Large Animal Games, the wise, wacky new comedy by Atlanta playwright Steve Yockey, is fun, invigorating, sexy, enlightening, and must be seen. This may not be easy, because it’s playing at Dad’s Garage in its very intimate Top Shelf theatre and is already starting to sell out, so you must act quickly (as soon as you read this review). Directly by Melissa Foulger and featuring a top notch cast of seven, it runs through November 29, mainly on weekends. It’s the fastest one hour and 15 minutes you’ll spend in a theatre this year—guaranteed. And it’s a great stress-reliever; you’ll stop taking yourself and the whole human race so seriously.
What’s it about? Let’s see: Rose (Erin Burnett) has just returned from a stimulating trip to Spain and has brought with her a super-sexy bullfighter named Miguel (Louis Gregory), who speaks no English. This is no problem for Rose, but her roommate Valerie is nonplussed. Valerie (Shannon Byrd), however, has just developed what can only be called an erotic fixation with high-powered rifles (the NRA’s dream citizen) and a desire to shoot large animal game, and is soon off to Kenya.
Then there’s Alicia and Stan (Whitney Millsap and Clint Sowell), engaged to be married. Alicia’s a glitzy power-shopper and Stan, well—Stan has entered a phase of his young life when he feels compelled to bare personal secrets. (I was about to post a spoiler alert here; but instead, rest assured, I’ll not tell everything—promise.)
The narrator of the evening is the flamboyant Jimmy (Joe Sykes), who owns a tiny lingerie shop which figures prominently in the play. Mr. Sykes treads a bit gingerly with his character; he even comments in program notes that he hopes he doesn’t offend anybody. I don’t get it: Jimmy, who is quite omniscient and empathetic, should be having more fun than anyone.
Meanwhile, Rose’s girlfriend Nicole (Alison Hastings) discovers the dreamy Miguel, and nature takes its course. “Nobody’s perfect!” one character comments, and this is a key idea in the play: The mirrors that we hold up to ourselves and others are usually more self-deceptive than deceiving. Why not enjoy your uniqueness and your quirks? Nothing assures more joy in your life than self-acceptance. Miguel: “It’s all a game, Nicole; enjoy the sport.” Oops—he speaks no English. It’s a mystery (remember Shakespeare in Love?)!
As it progresses, Large Animal Games becomes more and more like a fine Almodovar movie—ever more deliciously manic and loopy. “It’s a matter of perspective,” says Jimmy.
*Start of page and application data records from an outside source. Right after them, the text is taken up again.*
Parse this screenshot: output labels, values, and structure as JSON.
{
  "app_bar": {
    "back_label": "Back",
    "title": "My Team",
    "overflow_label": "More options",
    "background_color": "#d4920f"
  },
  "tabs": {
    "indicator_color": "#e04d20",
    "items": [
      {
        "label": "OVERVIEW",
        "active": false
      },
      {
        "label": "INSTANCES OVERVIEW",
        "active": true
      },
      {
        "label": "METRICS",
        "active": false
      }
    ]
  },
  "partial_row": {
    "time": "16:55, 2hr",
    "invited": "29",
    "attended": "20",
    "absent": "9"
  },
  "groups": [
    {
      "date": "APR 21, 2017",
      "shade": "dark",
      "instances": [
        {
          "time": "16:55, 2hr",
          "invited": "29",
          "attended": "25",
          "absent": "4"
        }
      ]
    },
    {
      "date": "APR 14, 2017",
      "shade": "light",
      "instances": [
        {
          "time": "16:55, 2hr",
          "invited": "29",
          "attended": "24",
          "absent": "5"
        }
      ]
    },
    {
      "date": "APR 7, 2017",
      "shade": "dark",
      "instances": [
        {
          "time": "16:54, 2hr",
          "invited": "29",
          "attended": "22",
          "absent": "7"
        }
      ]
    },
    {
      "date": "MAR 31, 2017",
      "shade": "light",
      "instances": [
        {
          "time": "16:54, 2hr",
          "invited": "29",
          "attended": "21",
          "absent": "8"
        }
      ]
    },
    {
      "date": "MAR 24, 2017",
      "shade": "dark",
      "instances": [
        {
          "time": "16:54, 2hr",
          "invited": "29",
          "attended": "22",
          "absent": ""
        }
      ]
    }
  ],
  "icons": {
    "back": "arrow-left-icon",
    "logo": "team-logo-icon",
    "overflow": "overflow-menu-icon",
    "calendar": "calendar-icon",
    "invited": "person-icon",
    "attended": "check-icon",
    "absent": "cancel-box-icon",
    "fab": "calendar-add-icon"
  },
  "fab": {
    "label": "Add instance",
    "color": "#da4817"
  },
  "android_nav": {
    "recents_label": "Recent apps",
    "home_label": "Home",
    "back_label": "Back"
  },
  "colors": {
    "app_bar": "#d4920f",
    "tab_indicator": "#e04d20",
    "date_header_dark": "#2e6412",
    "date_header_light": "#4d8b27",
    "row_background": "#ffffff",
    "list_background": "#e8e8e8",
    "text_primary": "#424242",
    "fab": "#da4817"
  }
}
Director Foulger has a keen sense of the rollicking pace, and her actors are right with her, carrying us with them. And somehow, in the midst of all the wackiness in this short play, human truths begin to emerge.
“Give yourself over, and you can become anyone,” says Miguel. Reinvention and transformation are indeed possible in your life. But forget about that now; just go. I may even perform the ultimate horror for a theatre critic: see it again and pay for my ticket! See you there.